I came across an article in a local paper that made me ponder whether my 12 year old is proficient at what was entitled “Important Manners to Teach Your Children”, and I honestly could not answer yes to all of them. I thought it was worth sharing, just to get you all thinking, not just about whether or not your children do these things, but how we can encourage the children and parents that we come in contact with in the neighborhood, church, sports teams, co-ops and maybe even relatives, to think about them as well.
1. Meeting & Greeting People Properly – Do your children introduce their friends to you? Or the parents of their friends? Do they shake hands, and look people in the eyes when they greet them?

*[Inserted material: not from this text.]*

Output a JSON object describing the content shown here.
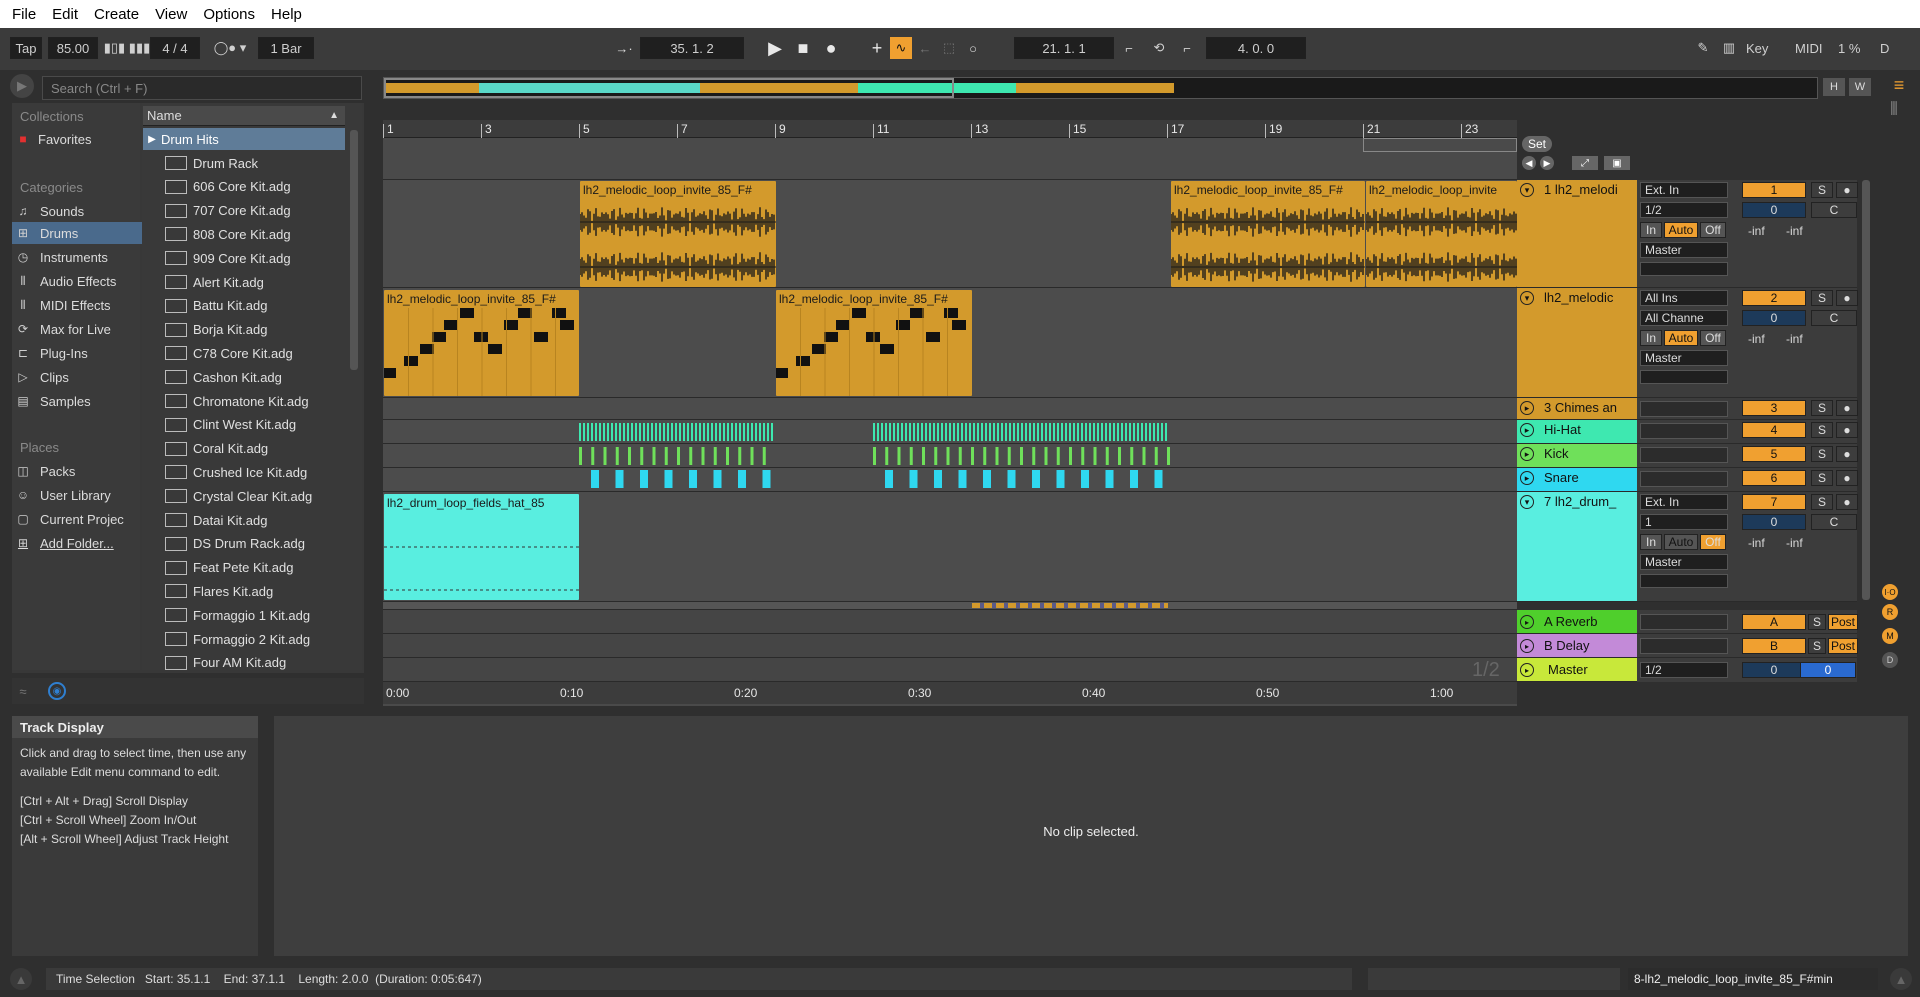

2. Opening Doors for Others – With automatic everything these days, this may not happen as frequently as it used to, but I’m sure there is still cause for it to happen somewhere!
3. Good Table Manners – When Genius was younger we played a game that for every table manner she caught Mom and Dad breaking, she got a small piece of candy for dessert (we used Runts at the time). For everyone she was found breaking, we took a piece away. It made for fun table times as well as had us on our toes too!
4. Showing Deference to Others – Do our children allow others to choose the activity or play with the game/toy first?
5. Proper Telephone Talk – Umm…we’re stilling working on this one in our home…lol. We have lately observed, that while unintentional, we never allowed Genius to answer the phone when she was younger. Now that she is of the age to answer and make phone calls herself, we realize we should have let her do that when she was younger, in order to practice proper skills in this area. If you have call display, it is a great idea to have your children answer the phone, when you know the person making the call.
6. Writing, Coloring or Drawing Thank You Notes – I believe this is becoming a lost form of expressing appreciation. In a world where receiving has become an expectation, personal thank you cards, show the giver that they are not taken for granted.
7. Proper Conduct for Church and Other Public Places – You know the ones I’m talking about. The child who is constantly peering from the booth behind you, making funny faces, while you’re trying to enjoy the dinner that you are paying for. Or the one crawling under the pews trying to get the puzzle pieces that flew out of the box that was opened during prayers. No one (well okay I’m sure someone does, but let’s not worry about them) expects young children to sit perfectly still or silent for 30 – 60 minutes. A little fidgeting and page turning and pencil dropping is perfectly acceptable, however when the grown ups in front and to the sides of you start glancing around to see exactly which munchkin it is creating such clamor, you know it’s time to remove said child from the area, or consider quieter activities to bring along.
8. Being a Gracious Host and a Welcome Guest – This is always a tough one, because I believe children are taught this one by watching and listening to their parents. Children’s temperaments and behaviors are not always what we wish them to be when families come and visit our homes. Likewise when we are guests elsewhere, we are not always served what or the way we would like. Are we showing our children how to be gracious and welcome, even after the company or we have left? Praise the good things about the evening, and if there were unfortunate events that occurred (unless of course a discipline issue results) gloss over them, we will likely have forgotten that Aunt Sally spilled spaghetti sauce on the white tablecloth (or at least laugh over it), years down the road.
9. Good Mouth Manners – Yes, or Yes ma’am, hello, goodbye, thank you, excuse me, may I, I’m sorry. I think these are an ongoing battle with every parent. If it is not a struggle in your home, please come save my sanity and teach me what you’ve done! I still have to nudge Genius from time to time, to get her to say thank you or please. May I, is probably missing from most tweens and teens vocabulary list. It’s an unwritten rule that “I’m Sorry” can not pass between the mouths of siblings. Take heart, I have it on good authority that if we keep harping on the kids about these words, they will become second nature!
Please share with us other Important Manners or the way you implement some of the above in your household.
You can hang out with Tammy at Three Different Directions, where she has recently posted some new reviews.
photo by TW Collins
Join 20,000+ Other Awesome People
Subscribe to the Real Life at Home weekly newsletter to get our latest content, exclusive free printables, learning activities, and ideas for celebrating with your kids all year